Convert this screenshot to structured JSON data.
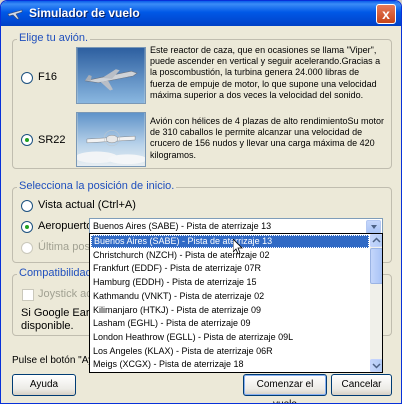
{
  "window": {
    "title": "Simulador de vuelo",
    "close_label": "x"
  },
  "aircraft_group": {
    "label": "Elige tu avión.",
    "options": [
      {
        "name": "F16",
        "checked": false,
        "description": "Este reactor de caza, que en ocasiones se llama \"Viper\", puede ascender en vertical y seguir acelerando.Gracias a la poscombustión, la turbina genera 24.000 libras de fuerza de empuje de motor, lo que supone una velocidad máxima superior a dos veces la velocidad del sonido."
      },
      {
        "name": "SR22",
        "checked": true,
        "description": "Avión con hélices de 4 plazas de alto rendimientoSu motor de 310 caballos le permite alcanzar una velocidad de crucero de 156 nudos y llevar una carga máxima de 420 kilogramos."
      }
    ]
  },
  "position_group": {
    "label": "Selecciona la posición de inicio.",
    "current_view": "Vista actual (Ctrl+A)",
    "airport_label": "Aeropuerto",
    "last_position": "Última posició",
    "selected_airport": "Buenos Aires (SABE) - Pista de aterrizaje 13"
  },
  "airport_list": [
    "Buenos Aires (SABE) - Pista de aterrizaje 13",
    "Christchurch (NZCH) - Pista de aterrizaje 02",
    "Frankfurt (EDDF) - Pista de aterrizaje 07R",
    "Hamburg (EDDH) - Pista de aterrizaje 15",
    "Kathmandu (VNKT) - Pista de aterrizaje 02",
    "Kilimanjaro (HTKJ) - Pista de aterrizaje 09",
    "Lasham (EGHL) - Pista de aterrizaje 09",
    "London Heathrow (EGLL) - Pista de aterrizaje 09L",
    "Los Angeles (KLAX) - Pista de aterrizaje 06R",
    "Meigs (XCGX) - Pista de aterrizaje 18"
  ],
  "compat_group": {
    "label": "Compatibilidad con",
    "joystick": "Joystick activ",
    "note_line1": "Si Google Earth no",
    "note_line2": "disponible."
  },
  "footer_note": "Pulse el botón \"Ayud",
  "buttons": {
    "help": "Ayuda",
    "start": "Comenzar el vuelo",
    "cancel": "Cancelar"
  },
  "colors": {
    "titlebar": "#0058e6",
    "group_label": "#1f4fbd",
    "selection": "#316ac5"
  }
}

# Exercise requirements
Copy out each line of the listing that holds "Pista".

# Task response
    "selected_airport": "Buenos Aires (SABE) - Pista de aterrizaje 13"
    "Buenos Aires (SABE) - Pista de aterrizaje 13",
    "Christchurch (NZCH) - Pista de aterrizaje 02",
    "Frankfurt (EDDF) - Pista de aterrizaje 07R",
    "Hamburg (EDDH) - Pista de aterrizaje 15",
    "Kathmandu (VNKT) - Pista de aterrizaje 02",
    "Kilimanjaro (HTKJ) - Pista de aterrizaje 09",
    "Lasham (EGHL) - Pista de aterrizaje 09",
    "London Heathrow (EGLL) - Pista de aterrizaje 09L",
    "Los Angeles (KLAX) - Pista de aterrizaje 06R",
    "Meigs (XCGX) - Pista de aterrizaje 18"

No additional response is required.